Egypt to Receive the Second Tranche of 46-Month IMF loan Next March
According to Daily News, the International Monetary Fund (IMF) approved in December 2022, a 46-month arrangement under the Extended Fund Facility (EFF) for Egypt to receive a loan of $3bn, with the agreement expected to draw in an additional $14bn in financing for the country.
According to a report published by the IMF on Tuesday, Egypt will receive the second tranche of the loan next March.
Egypt will receive a $347 million tranche (equivalent to 261.13 million Special Drawing Rights units) on March 15, 2023, the same amount it received after signing the loan agreement last December.
The fund explained further that the first tranche was disbursed last December, following the approval of the Executive Council, at a value equivalent to $347m.
The remaining loan will be disbursed in equal installments of $347 million (equivalent to 261.13 million Special Drawing Rights units) every March and September until 2026.
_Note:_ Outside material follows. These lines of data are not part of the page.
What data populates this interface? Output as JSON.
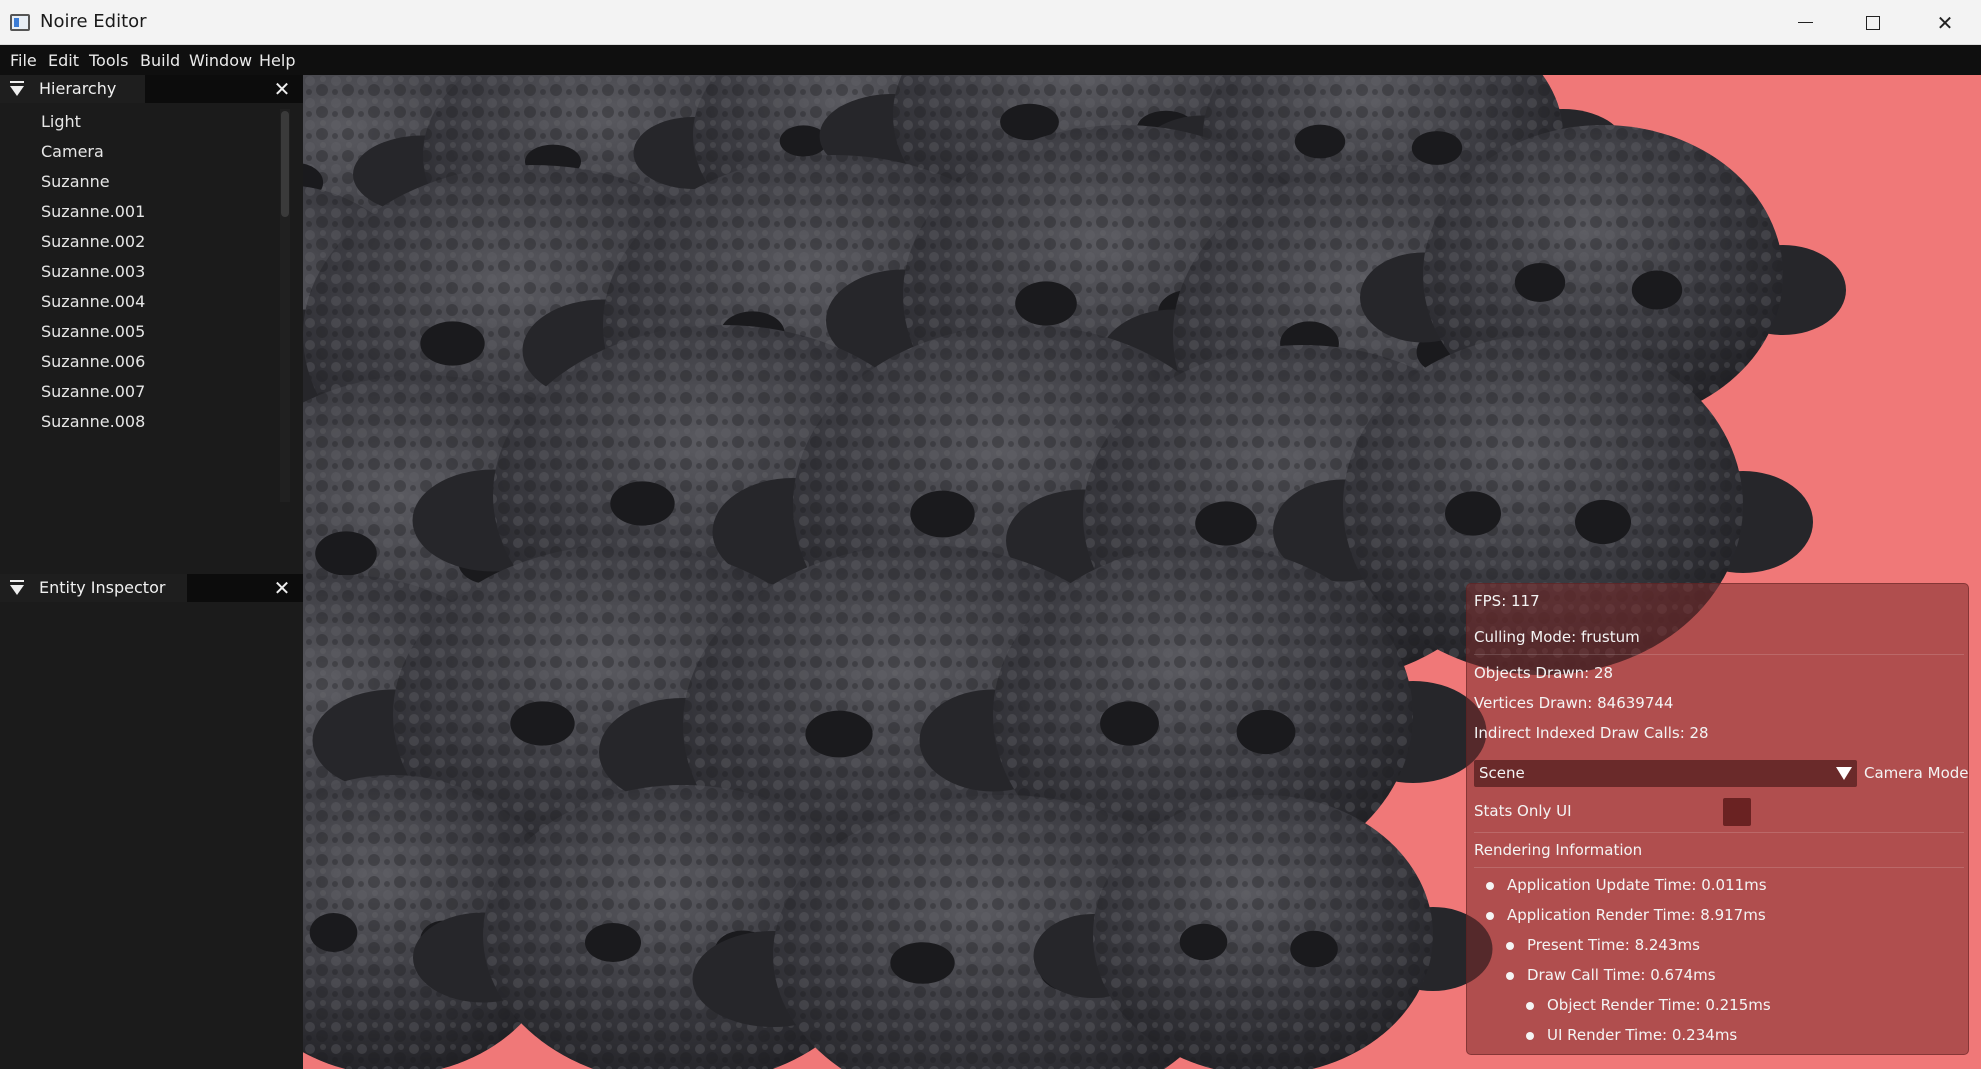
{
  "window": {
    "title": "Noire Editor",
    "minimize_icon": "minimize-icon",
    "maximize_icon": "maximize-icon",
    "close_icon": "close-icon"
  },
  "menu": [
    "File",
    "Edit",
    "Tools",
    "Build",
    "Window",
    "Help"
  ],
  "hierarchy": {
    "tab_label": "Hierarchy",
    "items": [
      "Light",
      "Camera",
      "Suzanne",
      "Suzanne.001",
      "Suzanne.002",
      "Suzanne.003",
      "Suzanne.004",
      "Suzanne.005",
      "Suzanne.006",
      "Suzanne.007",
      "Suzanne.008"
    ]
  },
  "inspector": {
    "tab_label": "Entity Inspector"
  },
  "stats": {
    "fps": "FPS: 117",
    "culling": "Culling Mode: frustum",
    "objects_drawn": "Objects Drawn: 28",
    "vertices_drawn": "Vertices Drawn: 84639744",
    "draw_calls": "Indirect Indexed Draw Calls: 28",
    "camera_mode_value": "Scene",
    "camera_mode_label": "Camera Mode",
    "stats_only_label": "Stats Only UI",
    "rendering_header": "Rendering Information",
    "app_update": "Application Update Time: 0.011ms",
    "app_render": "Application Render Time: 8.917ms",
    "present": "Present Time: 8.243ms",
    "draw_call_time": "Draw Call Time: 0.674ms",
    "object_render": "Object Render Time: 0.215ms",
    "ui_render": "UI Render Time: 0.234ms"
  },
  "colors": {
    "viewport_background": "#f07878",
    "mesh_dark": "#2a2a2f",
    "mesh_light": "#55555b",
    "panel_background": "#1b1b1b",
    "overlay_background": "#7c2c2c"
  }
}
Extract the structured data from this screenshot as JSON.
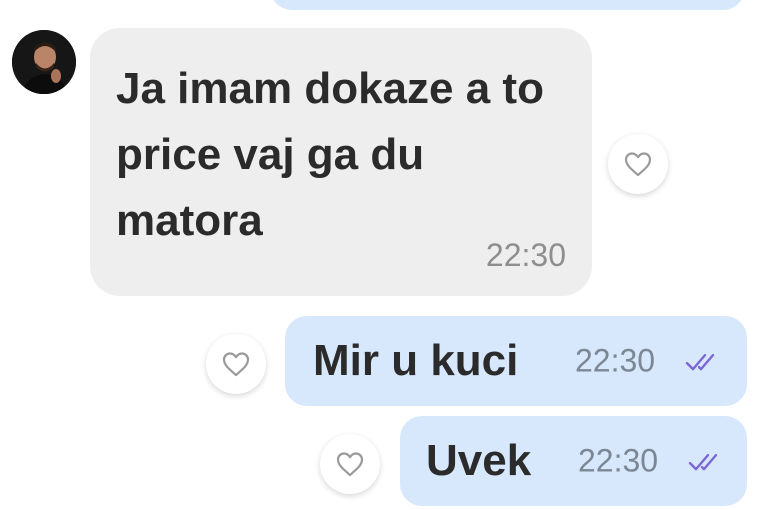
{
  "colors": {
    "incoming_bubble": "#eeeeee",
    "outgoing_bubble": "#d8e8fc",
    "read_check": "#7a66d6",
    "timestamp": "#8e8e8e"
  },
  "messages": [
    {
      "direction": "incoming",
      "text": "Ja imam dokaze a to price vaj ga du matora",
      "time": "22:30",
      "reaction_icon": "heart-outline-icon"
    },
    {
      "direction": "outgoing",
      "text": "Mir u kuci",
      "time": "22:30",
      "status_icon": "double-check-icon",
      "reaction_icon": "heart-outline-icon"
    },
    {
      "direction": "outgoing",
      "text": "Uvek",
      "time": "22:30",
      "status_icon": "double-check-icon",
      "reaction_icon": "heart-outline-icon"
    }
  ]
}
According to the fund, the authorities’ economic program, which is supported by the proposed EFF arrangement, aims to address macroeconomic vulnerabilities sustainably while also promoting private-sector-led growth and job creation.
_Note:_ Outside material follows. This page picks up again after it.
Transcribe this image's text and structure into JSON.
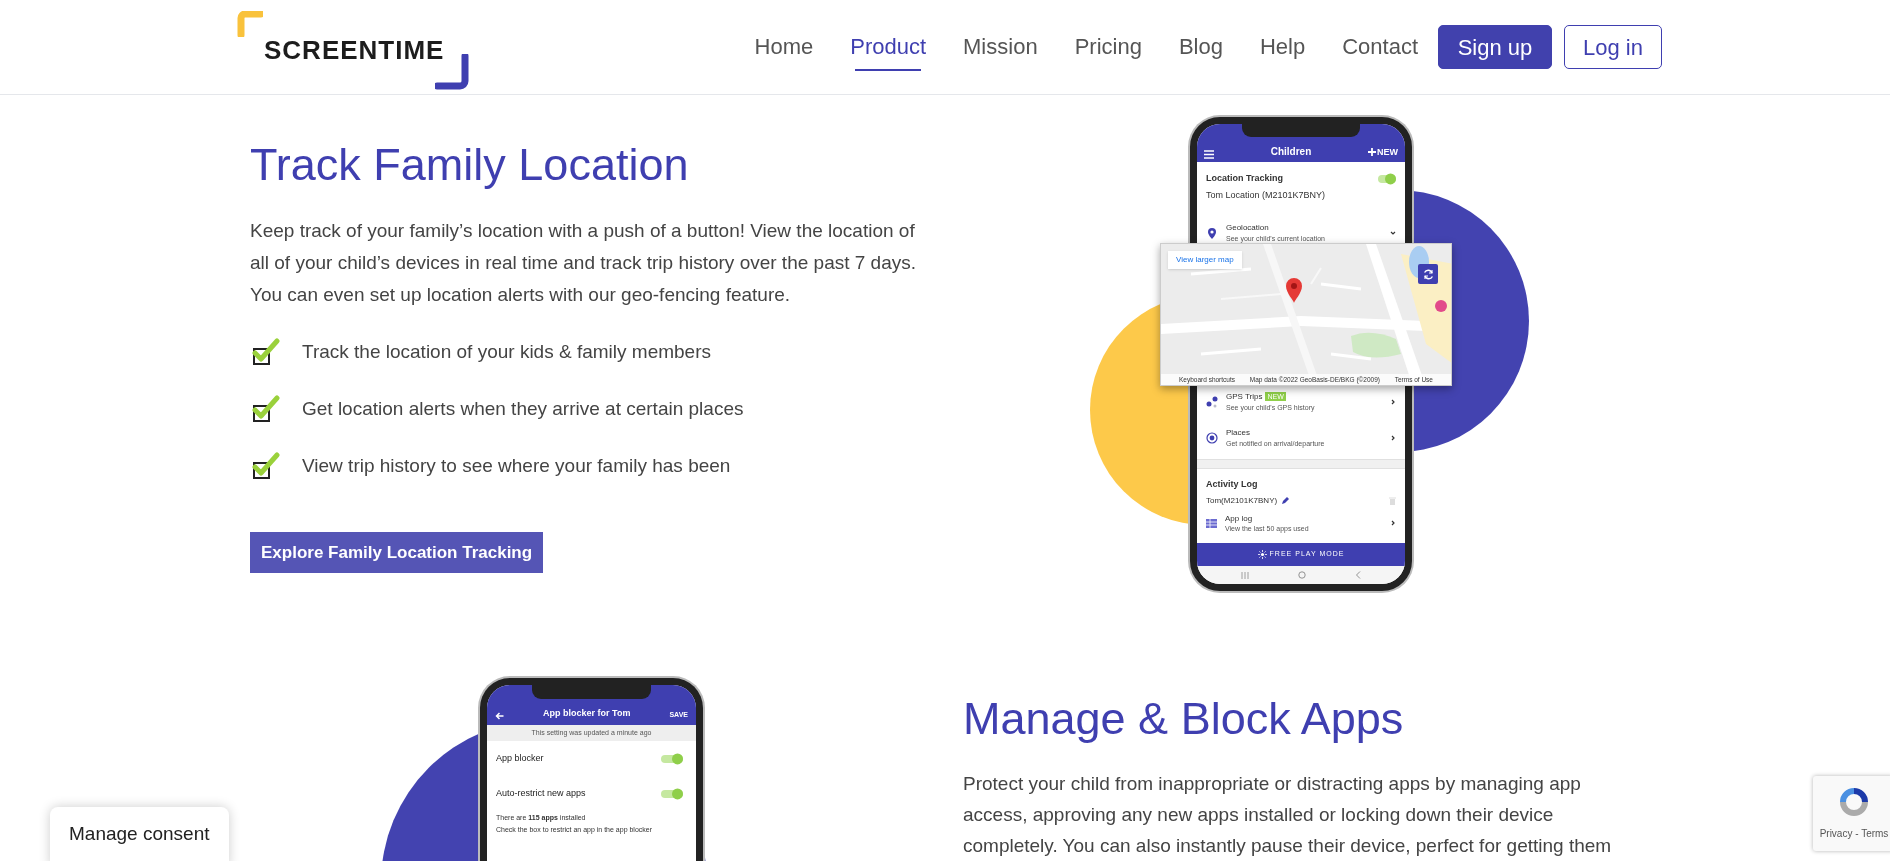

The IMF explained further that the 46-month program aims to support both short- and medium-term goals and will be based on three broad pillars:
First, exchange rate and monetary policies should prioritize restoring external resilience and maintaining price stability to absorb external shocks, including ongoing war-related spillovers, improve FX market functioning, rebuild reserve buffers, and anchor inflation developments.
Second, fiscal discipline and fiscal structural policies will maintain market confidence and ensure the downward trajectory of the debt-to-GDP ratio while strengthening the budgetary process and improving the budget composition to make room for social spending.
Third, broad-based structural reforms will focus on the gradual exit of the public sector from non-strategic sectors, leveling the playing field between state-owned enterprises (SOEs) and private companies, removing trade barriers, and improving transparency and governance in the public sector.